- [Data]

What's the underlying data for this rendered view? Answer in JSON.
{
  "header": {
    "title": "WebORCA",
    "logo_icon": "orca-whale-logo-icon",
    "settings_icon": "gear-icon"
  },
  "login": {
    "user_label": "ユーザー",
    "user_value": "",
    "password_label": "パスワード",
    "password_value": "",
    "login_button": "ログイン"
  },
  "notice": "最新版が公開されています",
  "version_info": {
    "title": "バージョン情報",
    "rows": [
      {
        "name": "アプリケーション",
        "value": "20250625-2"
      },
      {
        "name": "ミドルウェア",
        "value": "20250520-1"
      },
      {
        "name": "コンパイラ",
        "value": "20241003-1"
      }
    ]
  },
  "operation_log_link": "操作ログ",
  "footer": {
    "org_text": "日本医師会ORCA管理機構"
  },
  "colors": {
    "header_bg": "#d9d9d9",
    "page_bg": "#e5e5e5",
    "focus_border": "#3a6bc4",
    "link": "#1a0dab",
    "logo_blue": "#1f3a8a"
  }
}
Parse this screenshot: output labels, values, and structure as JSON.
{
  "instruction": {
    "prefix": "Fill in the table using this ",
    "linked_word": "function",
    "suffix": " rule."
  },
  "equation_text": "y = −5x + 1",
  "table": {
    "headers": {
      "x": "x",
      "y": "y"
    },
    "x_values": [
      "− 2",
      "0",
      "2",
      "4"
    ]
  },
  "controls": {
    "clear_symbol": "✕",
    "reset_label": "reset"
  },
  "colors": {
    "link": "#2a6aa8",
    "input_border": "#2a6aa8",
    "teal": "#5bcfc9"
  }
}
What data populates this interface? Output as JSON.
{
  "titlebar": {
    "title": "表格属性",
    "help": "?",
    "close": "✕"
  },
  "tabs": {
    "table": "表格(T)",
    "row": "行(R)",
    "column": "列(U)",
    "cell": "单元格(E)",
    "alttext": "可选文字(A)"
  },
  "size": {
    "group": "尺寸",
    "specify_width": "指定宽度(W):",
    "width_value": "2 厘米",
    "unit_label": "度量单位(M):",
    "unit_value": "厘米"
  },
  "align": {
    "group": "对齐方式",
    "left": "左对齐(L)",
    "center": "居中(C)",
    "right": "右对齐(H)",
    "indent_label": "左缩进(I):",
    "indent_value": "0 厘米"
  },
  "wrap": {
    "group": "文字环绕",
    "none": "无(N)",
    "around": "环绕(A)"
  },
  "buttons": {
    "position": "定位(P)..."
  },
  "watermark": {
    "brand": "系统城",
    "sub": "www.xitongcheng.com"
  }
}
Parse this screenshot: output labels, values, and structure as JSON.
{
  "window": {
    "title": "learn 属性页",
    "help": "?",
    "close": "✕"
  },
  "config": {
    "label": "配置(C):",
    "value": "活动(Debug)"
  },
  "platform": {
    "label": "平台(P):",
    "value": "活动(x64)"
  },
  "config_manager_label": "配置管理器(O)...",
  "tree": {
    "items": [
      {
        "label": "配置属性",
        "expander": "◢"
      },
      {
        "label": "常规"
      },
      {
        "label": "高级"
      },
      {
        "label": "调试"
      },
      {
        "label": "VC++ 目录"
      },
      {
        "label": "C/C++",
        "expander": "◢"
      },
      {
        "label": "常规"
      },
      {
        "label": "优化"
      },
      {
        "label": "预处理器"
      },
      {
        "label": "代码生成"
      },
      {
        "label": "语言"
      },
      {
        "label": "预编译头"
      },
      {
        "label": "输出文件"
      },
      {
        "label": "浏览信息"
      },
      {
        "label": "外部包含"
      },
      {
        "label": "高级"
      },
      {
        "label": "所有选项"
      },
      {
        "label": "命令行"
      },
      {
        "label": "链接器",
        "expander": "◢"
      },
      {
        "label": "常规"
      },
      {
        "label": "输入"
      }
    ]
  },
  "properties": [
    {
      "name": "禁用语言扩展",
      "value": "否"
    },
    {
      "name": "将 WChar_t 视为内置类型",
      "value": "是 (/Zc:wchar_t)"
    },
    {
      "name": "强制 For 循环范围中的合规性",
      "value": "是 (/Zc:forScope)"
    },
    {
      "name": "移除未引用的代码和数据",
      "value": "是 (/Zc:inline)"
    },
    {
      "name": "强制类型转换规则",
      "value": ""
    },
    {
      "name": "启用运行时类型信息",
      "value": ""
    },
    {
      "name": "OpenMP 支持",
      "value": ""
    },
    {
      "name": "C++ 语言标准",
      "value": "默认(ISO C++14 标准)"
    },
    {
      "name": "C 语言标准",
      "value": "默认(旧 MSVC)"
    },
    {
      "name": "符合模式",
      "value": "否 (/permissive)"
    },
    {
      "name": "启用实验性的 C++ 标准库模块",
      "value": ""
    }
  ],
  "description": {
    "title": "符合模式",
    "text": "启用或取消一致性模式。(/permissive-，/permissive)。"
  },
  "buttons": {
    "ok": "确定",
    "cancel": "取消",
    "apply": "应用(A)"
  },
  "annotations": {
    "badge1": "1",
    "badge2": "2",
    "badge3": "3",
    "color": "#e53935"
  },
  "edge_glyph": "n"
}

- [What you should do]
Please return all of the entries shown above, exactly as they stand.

- [Output for this exercise]
What's the underlying data for this rendered view? Answer in JSON.
{
  "header": {
    "title": "WebORCA",
    "logo_icon": "orca-whale-logo-icon",
    "settings_icon": "gear-icon"
  },
  "login": {
    "user_label": "ユーザー",
    "user_value": "",
    "password_label": "パスワード",
    "password_value": "",
    "login_button": "ログイン"
  },
  "notice": "最新版が公開されています",
  "version_info": {
    "title": "バージョン情報",
    "rows": [
      {
        "name": "アプリケーション",
        "value": "20250625-2"
      },
      {
        "name": "ミドルウェア",
        "value": "20250520-1"
      },
      {
        "name": "コンパイラ",
        "value": "20241003-1"
      }
    ]
  },
  "operation_log_link": "操作ログ",
  "footer": {
    "org_text": "日本医師会ORCA管理機構"
  },
  "colors": {
    "header_bg": "#d9d9d9",
    "page_bg": "#e5e5e5",
    "focus_border": "#3a6bc4",
    "link": "#1a0dab",
    "logo_blue": "#1f3a8a"
  }
}
Parse this screenshot: output labels, values, and structure as JSON.
{
  "instruction": {
    "prefix": "Fill in the table using this ",
    "linked_word": "function",
    "suffix": " rule."
  },
  "equation_text": "y = −5x + 1",
  "table": {
    "headers": {
      "x": "x",
      "y": "y"
    },
    "x_values": [
      "− 2",
      "0",
      "2",
      "4"
    ]
  },
  "controls": {
    "clear_symbol": "✕",
    "reset_label": "reset"
  },
  "colors": {
    "link": "#2a6aa8",
    "input_border": "#2a6aa8",
    "teal": "#5bcfc9"
  }
}
What data populates this interface? Output as JSON.
{
  "titlebar": {
    "title": "表格属性",
    "help": "?",
    "close": "✕"
  },
  "tabs": {
    "table": "表格(T)",
    "row": "行(R)",
    "column": "列(U)",
    "cell": "单元格(E)",
    "alttext": "可选文字(A)"
  },
  "size": {
    "group": "尺寸",
    "specify_width": "指定宽度(W):",
    "width_value": "2 厘米",
    "unit_label": "度量单位(M):",
    "unit_value": "厘米"
  },
  "align": {
    "group": "对齐方式",
    "left": "左对齐(L)",
    "center": "居中(C)",
    "right": "右对齐(H)",
    "indent_label": "左缩进(I):",
    "indent_value": "0 厘米"
  },
  "wrap": {
    "group": "文字环绕",
    "none": "无(N)",
    "around": "环绕(A)"
  },
  "buttons": {
    "position": "定位(P)..."
  },
  "watermark": {
    "brand": "系统城",
    "sub": "www.xitongcheng.com"
  }
}
Parse this screenshot: output labels, values, and structure as JSON.
{
  "window": {
    "title": "learn 属性页",
    "help": "?",
    "close": "✕"
  },
  "config": {
    "label": "配置(C):",
    "value": "活动(Debug)"
  },
  "platform": {
    "label": "平台(P):",
    "value": "活动(x64)"
  },
  "config_manager_label": "配置管理器(O)...",
  "tree": {
    "items": [
      {
        "label": "配置属性",
        "expander": "◢"
      },
      {
        "label": "常规"
      },
      {
        "label": "高级"
      },
      {
        "label": "调试"
      },
      {
        "label": "VC++ 目录"
      },
      {
        "label": "C/C++",
        "expander": "◢"
      },
      {
        "label": "常规"
      },
      {
        "label": "优化"
      },
      {
        "label": "预处理器"
      },
      {
        "label": "代码生成"
      },
      {
        "label": "语言"
      },
      {
        "label": "预编译头"
      },
      {
        "label": "输出文件"
      },
      {
        "label": "浏览信息"
      },
      {
        "label": "外部包含"
      },
      {
        "label": "高级"
      },
      {
        "label": "所有选项"
      },
      {
        "label": "命令行"
      },
      {
        "label": "链接器",
        "expander": "◢"
      },
      {
        "label": "常规"
      },
      {
        "label": "输入"
      }
    ]
  },
  "properties": [
    {
      "name": "禁用语言扩展",
      "value": "否"
    },
    {
      "name": "将 WChar_t 视为内置类型",
      "value": "是 (/Zc:wchar_t)"
    },
    {
      "name": "强制 For 循环范围中的合规性",
      "value": "是 (/Zc:forScope)"
    },
    {
      "name": "移除未引用的代码和数据",
      "value": "是 (/Zc:inline)"
    },
    {
      "name": "强制类型转换规则",
      "value": ""
    },
    {
      "name": "启用运行时类型信息",
      "value": ""
    },
    {
      "name": "OpenMP 支持",
      "value": ""
    },
    {
      "name": "C++ 语言标准",
      "value": "默认(ISO C++14 标准)"
    },
    {
      "name": "C 语言标准",
      "value": "默认(旧 MSVC)"
    },
    {
      "name": "符合模式",
      "value": "否 (/permissive)"
    },
    {
      "name": "启用实验性的 C++ 标准库模块",
      "value": ""
    }
  ],
  "description": {
    "title": "符合模式",
    "text": "启用或取消一致性模式。(/permissive-，/permissive)。"
  },
  "buttons": {
    "ok": "确定",
    "cancel": "取消",
    "apply": "应用(A)"
  },
  "annotations": {
    "badge1": "1",
    "badge2": "2",
    "badge3": "3",
    "color": "#e53935"
  },
  "edge_glyph": "n"
}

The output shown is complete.